━━━ RECORDS FOR PROCESSING ━━━

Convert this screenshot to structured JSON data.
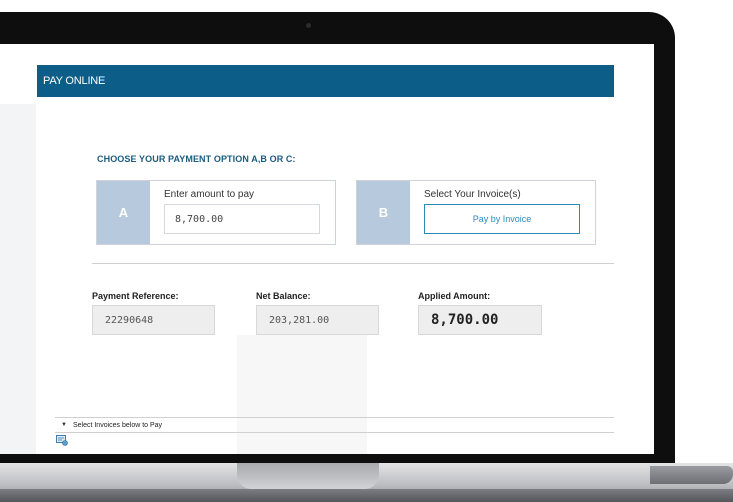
{
  "header": {
    "title": "PAY ONLINE"
  },
  "payment_options": {
    "heading": "CHOOSE YOUR PAYMENT OPTION A,B OR C:",
    "option_a": {
      "letter": "A",
      "label": "Enter amount to pay",
      "amount_value": "8,700.00"
    },
    "option_b": {
      "letter": "B",
      "label": "Select Your Invoice(s)",
      "button_label": "Pay by Invoice"
    }
  },
  "summary": {
    "payment_reference_label": "Payment Reference:",
    "payment_reference_value": "22290648",
    "net_balance_label": "Net Balance:",
    "net_balance_value": "203,281.00",
    "applied_amount_label": "Applied Amount:",
    "applied_amount_value": "8,700.00"
  },
  "invoices_section": {
    "toggle_label": "Select Invoices below to Pay",
    "toggle_icon": "triangle-down-icon",
    "tool_icon": "invoice-calculator-icon"
  },
  "colors": {
    "header_bg": "#0c5d87",
    "option_letter_bg": "#b7c9dd",
    "accent": "#2a8ab8",
    "heading_text": "#1b5b80"
  }
}
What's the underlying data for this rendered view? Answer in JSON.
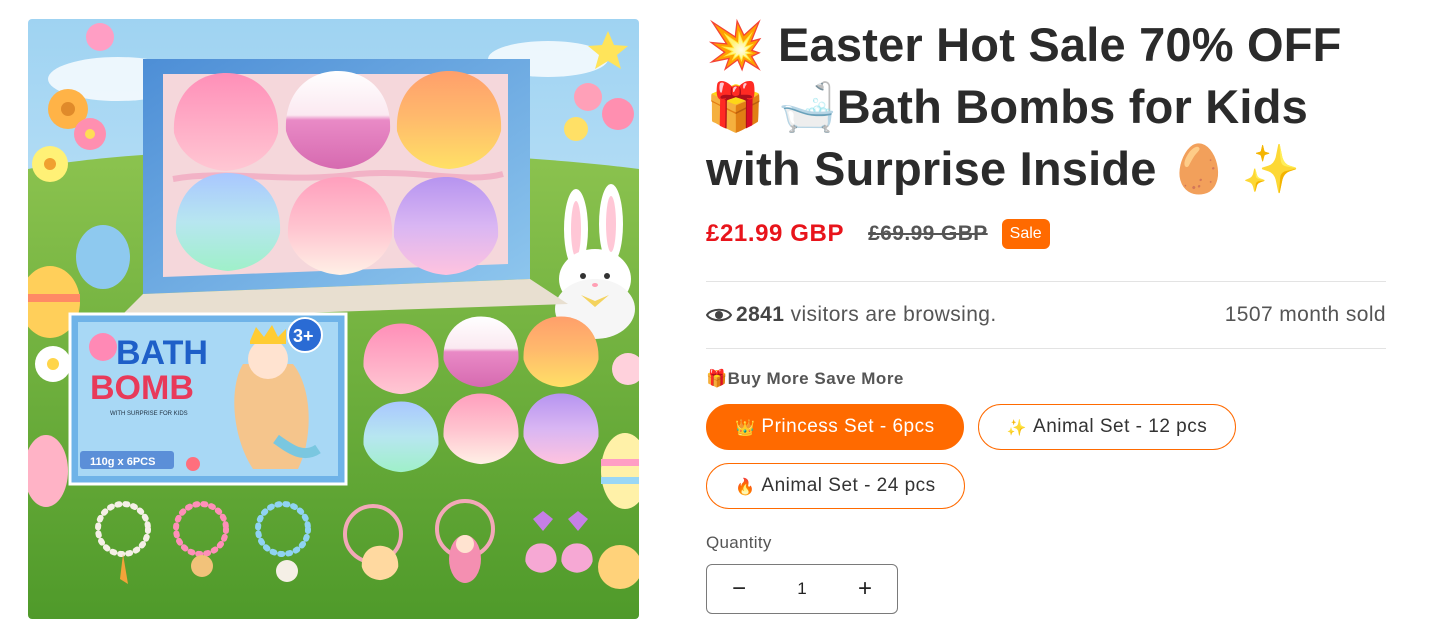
{
  "product": {
    "title_parts": {
      "e1": "💥",
      "line1": "Easter Hot Sale 70% OFF",
      "e2": "🎁",
      "e3": "🛁",
      "line2": "Bath Bombs for Kids",
      "line3": "with Surprise Inside",
      "e4": "🥚",
      "e5": "✨"
    },
    "price": "£21.99 GBP",
    "compare_price": "£69.99 GBP",
    "sale_badge": "Sale"
  },
  "stats": {
    "visitors_count": "2841",
    "visitors_text": " visitors are browsing.",
    "sold_text": "1507 month sold"
  },
  "promo": {
    "icon": "🎁",
    "label": "Buy More Save More"
  },
  "variants": [
    {
      "icon": "👑",
      "label": "Princess Set - 6pcs",
      "selected": true
    },
    {
      "icon": "✨",
      "label": "Animal Set - 12 pcs",
      "selected": false
    },
    {
      "icon": "🔥",
      "label": "Animal Set - 24 pcs",
      "selected": false
    }
  ],
  "quantity": {
    "label": "Quantity",
    "value": "1",
    "minus": "−",
    "plus": "+"
  },
  "image": {
    "box_text_1": "BATH",
    "box_text_2": "BOMB",
    "box_sub": "WITH SURPRISE FOR KIDS",
    "box_weight": "110g x 6PCS",
    "age_badge": "3+"
  },
  "colors": {
    "accent": "#ff6a00",
    "price": "#e8141b",
    "grass": "#6fae3c",
    "sky": "#bfe3f5"
  }
}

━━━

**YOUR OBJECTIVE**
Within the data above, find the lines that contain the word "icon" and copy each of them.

**FINISHED EXERCISE**
    "toggle_icon": "triangle-down-icon",
    "tool_icon": "invoice-calculator-icon"
    "icon": "🎁",
      "icon": "👑",
      "icon": "✨",
      "icon": "🔥",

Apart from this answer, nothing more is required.